Task instructions: Every line of the listing below should be written out exactly, minus its images.

BEGIN Data for processing

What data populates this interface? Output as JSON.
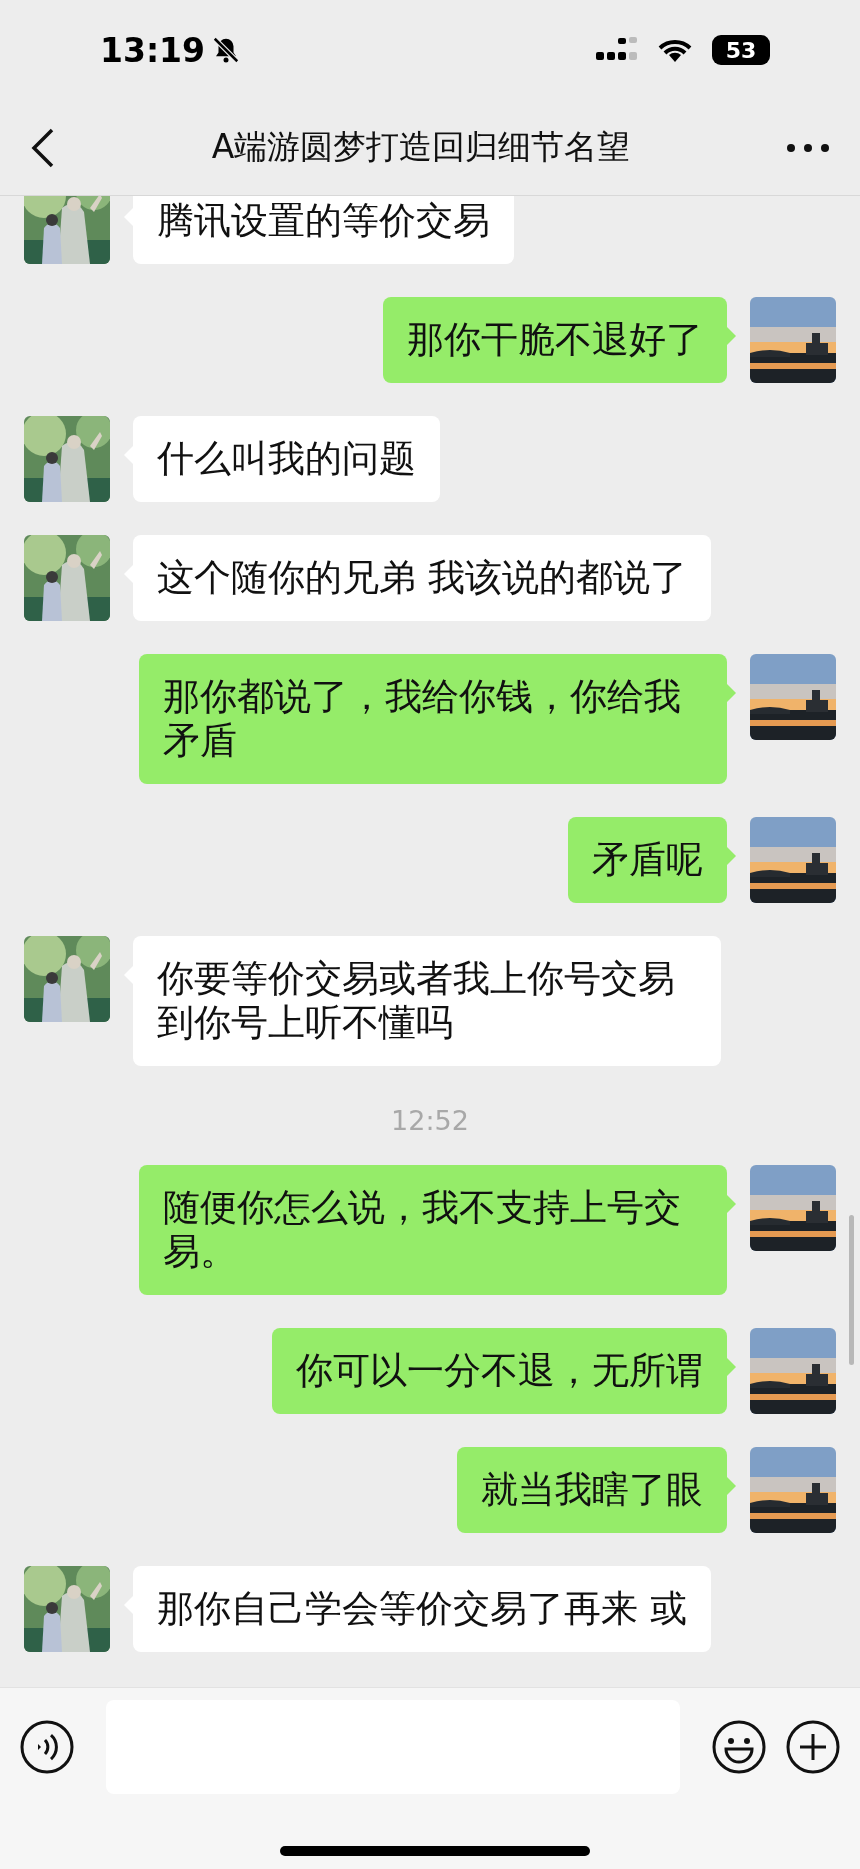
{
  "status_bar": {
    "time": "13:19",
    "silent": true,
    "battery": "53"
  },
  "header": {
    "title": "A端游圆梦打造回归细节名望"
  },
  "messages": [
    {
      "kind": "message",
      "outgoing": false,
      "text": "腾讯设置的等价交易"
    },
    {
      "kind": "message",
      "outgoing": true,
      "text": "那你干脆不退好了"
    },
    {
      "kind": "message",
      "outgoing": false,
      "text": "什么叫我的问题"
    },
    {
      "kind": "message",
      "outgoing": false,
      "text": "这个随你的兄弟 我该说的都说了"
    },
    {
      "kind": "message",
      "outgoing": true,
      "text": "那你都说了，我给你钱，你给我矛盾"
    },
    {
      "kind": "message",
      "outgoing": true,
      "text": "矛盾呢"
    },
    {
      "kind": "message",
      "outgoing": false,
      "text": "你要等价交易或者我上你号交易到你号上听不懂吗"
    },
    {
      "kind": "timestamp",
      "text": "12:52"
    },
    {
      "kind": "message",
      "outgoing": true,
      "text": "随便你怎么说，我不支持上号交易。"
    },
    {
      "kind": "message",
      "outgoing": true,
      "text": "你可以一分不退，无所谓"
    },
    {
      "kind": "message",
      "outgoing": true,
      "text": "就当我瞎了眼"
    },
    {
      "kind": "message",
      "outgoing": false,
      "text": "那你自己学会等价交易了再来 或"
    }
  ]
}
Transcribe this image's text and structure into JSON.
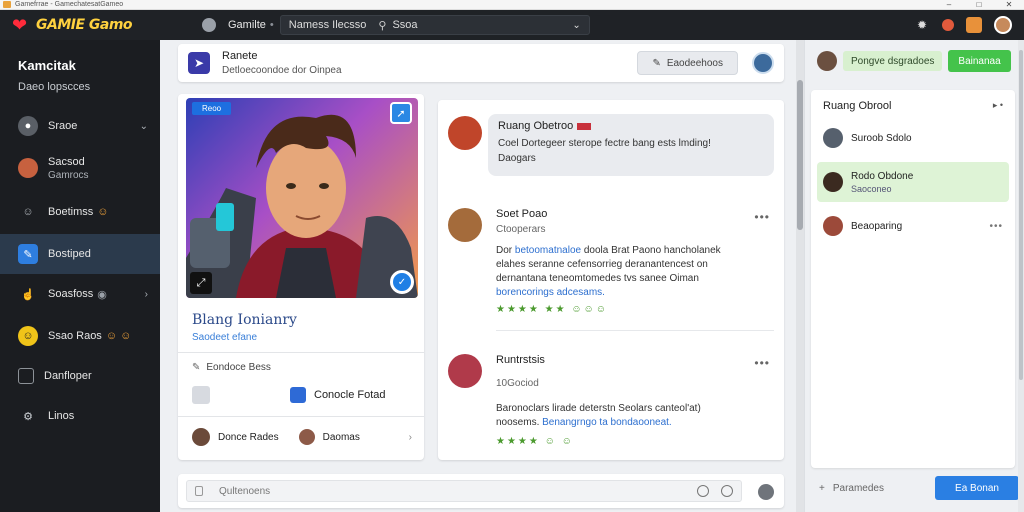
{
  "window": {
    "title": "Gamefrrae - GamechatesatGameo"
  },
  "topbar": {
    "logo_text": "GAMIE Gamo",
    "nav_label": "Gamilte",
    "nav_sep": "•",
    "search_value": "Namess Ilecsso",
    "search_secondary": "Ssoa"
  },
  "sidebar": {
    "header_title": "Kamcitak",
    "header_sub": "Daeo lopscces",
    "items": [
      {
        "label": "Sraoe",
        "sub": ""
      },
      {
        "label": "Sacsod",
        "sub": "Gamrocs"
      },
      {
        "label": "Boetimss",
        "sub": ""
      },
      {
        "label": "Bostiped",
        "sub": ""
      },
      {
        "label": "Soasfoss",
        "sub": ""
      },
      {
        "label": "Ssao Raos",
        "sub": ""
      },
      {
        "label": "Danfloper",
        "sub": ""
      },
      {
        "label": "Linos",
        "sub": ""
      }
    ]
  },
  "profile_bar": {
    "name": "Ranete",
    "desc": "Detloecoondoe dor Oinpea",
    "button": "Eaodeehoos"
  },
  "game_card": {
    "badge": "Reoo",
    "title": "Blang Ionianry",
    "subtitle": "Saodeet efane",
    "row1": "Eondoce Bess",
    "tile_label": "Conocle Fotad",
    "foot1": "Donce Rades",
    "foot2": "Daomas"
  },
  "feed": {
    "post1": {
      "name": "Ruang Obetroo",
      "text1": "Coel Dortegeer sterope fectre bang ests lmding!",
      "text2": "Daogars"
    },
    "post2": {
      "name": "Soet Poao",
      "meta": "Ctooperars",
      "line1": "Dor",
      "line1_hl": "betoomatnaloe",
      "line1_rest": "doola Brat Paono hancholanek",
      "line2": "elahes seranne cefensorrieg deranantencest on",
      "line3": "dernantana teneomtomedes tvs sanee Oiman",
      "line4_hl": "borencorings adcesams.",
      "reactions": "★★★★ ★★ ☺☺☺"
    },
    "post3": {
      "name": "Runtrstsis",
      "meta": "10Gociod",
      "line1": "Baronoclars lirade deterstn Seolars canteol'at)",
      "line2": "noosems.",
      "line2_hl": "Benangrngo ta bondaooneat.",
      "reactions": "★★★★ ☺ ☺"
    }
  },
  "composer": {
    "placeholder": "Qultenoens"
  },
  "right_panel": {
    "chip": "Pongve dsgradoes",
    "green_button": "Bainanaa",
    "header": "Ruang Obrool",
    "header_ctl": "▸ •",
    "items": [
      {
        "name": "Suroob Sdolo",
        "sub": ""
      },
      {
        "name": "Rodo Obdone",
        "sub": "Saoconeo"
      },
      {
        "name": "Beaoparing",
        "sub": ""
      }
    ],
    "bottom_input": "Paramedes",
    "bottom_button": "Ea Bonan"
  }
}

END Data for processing

Result of this task:
What data populates this interface? Output as JSON.
{
  "status_bar": {
    "time": "13:19",
    "silent": true,
    "battery": "53"
  },
  "header": {
    "title": "A端游圆梦打造回归细节名望"
  },
  "messages": [
    {
      "kind": "message",
      "outgoing": false,
      "text": "腾讯设置的等价交易"
    },
    {
      "kind": "message",
      "outgoing": true,
      "text": "那你干脆不退好了"
    },
    {
      "kind": "message",
      "outgoing": false,
      "text": "什么叫我的问题"
    },
    {
      "kind": "message",
      "outgoing": false,
      "text": "这个随你的兄弟 我该说的都说了"
    },
    {
      "kind": "message",
      "outgoing": true,
      "text": "那你都说了，我给你钱，你给我矛盾"
    },
    {
      "kind": "message",
      "outgoing": true,
      "text": "矛盾呢"
    },
    {
      "kind": "message",
      "outgoing": false,
      "text": "你要等价交易或者我上你号交易到你号上听不懂吗"
    },
    {
      "kind": "timestamp",
      "text": "12:52"
    },
    {
      "kind": "message",
      "outgoing": true,
      "text": "随便你怎么说，我不支持上号交易。"
    },
    {
      "kind": "message",
      "outgoing": true,
      "text": "你可以一分不退，无所谓"
    },
    {
      "kind": "message",
      "outgoing": true,
      "text": "就当我瞎了眼"
    },
    {
      "kind": "message",
      "outgoing": false,
      "text": "那你自己学会等价交易了再来 或"
    }
  ]
}
Transcribe this image's text and structure into JSON.
{
  "window": {
    "title": "Gamefrrae - GamechatesatGameo"
  },
  "topbar": {
    "logo_text": "GAMIE Gamo",
    "nav_label": "Gamilte",
    "nav_sep": "•",
    "search_value": "Namess Ilecsso",
    "search_secondary": "Ssoa"
  },
  "sidebar": {
    "header_title": "Kamcitak",
    "header_sub": "Daeo lopscces",
    "items": [
      {
        "label": "Sraoe",
        "sub": ""
      },
      {
        "label": "Sacsod",
        "sub": "Gamrocs"
      },
      {
        "label": "Boetimss",
        "sub": ""
      },
      {
        "label": "Bostiped",
        "sub": ""
      },
      {
        "label": "Soasfoss",
        "sub": ""
      },
      {
        "label": "Ssao Raos",
        "sub": ""
      },
      {
        "label": "Danfloper",
        "sub": ""
      },
      {
        "label": "Linos",
        "sub": ""
      }
    ]
  },
  "profile_bar": {
    "name": "Ranete",
    "desc": "Detloecoondoe dor Oinpea",
    "button": "Eaodeehoos"
  },
  "game_card": {
    "badge": "Reoo",
    "title": "Blang Ionianry",
    "subtitle": "Saodeet efane",
    "row1": "Eondoce Bess",
    "tile_label": "Conocle Fotad",
    "foot1": "Donce Rades",
    "foot2": "Daomas"
  },
  "feed": {
    "post1": {
      "name": "Ruang Obetroo",
      "text1": "Coel Dortegeer sterope fectre bang ests lmding!",
      "text2": "Daogars"
    },
    "post2": {
      "name": "Soet Poao",
      "meta": "Ctooperars",
      "line1": "Dor",
      "line1_hl": "betoomatnaloe",
      "line1_rest": "doola Brat Paono hancholanek",
      "line2": "elahes seranne cefensorrieg deranantencest on",
      "line3": "dernantana teneomtomedes tvs sanee Oiman",
      "line4_hl": "borencorings adcesams.",
      "reactions": "★★★★ ★★ ☺☺☺"
    },
    "post3": {
      "name": "Runtrstsis",
      "meta": "10Gociod",
      "line1": "Baronoclars lirade deterstn Seolars canteol'at)",
      "line2": "noosems.",
      "line2_hl": "Benangrngo ta bondaooneat.",
      "reactions": "★★★★ ☺ ☺"
    }
  },
  "composer": {
    "placeholder": "Qultenoens"
  },
  "right_panel": {
    "chip": "Pongve dsgradoes",
    "green_button": "Bainanaa",
    "header": "Ruang Obrool",
    "header_ctl": "▸ •",
    "items": [
      {
        "name": "Suroob Sdolo",
        "sub": ""
      },
      {
        "name": "Rodo Obdone",
        "sub": "Saoconeo"
      },
      {
        "name": "Beaoparing",
        "sub": ""
      }
    ],
    "bottom_input": "Paramedes",
    "bottom_button": "Ea Bonan"
  }
}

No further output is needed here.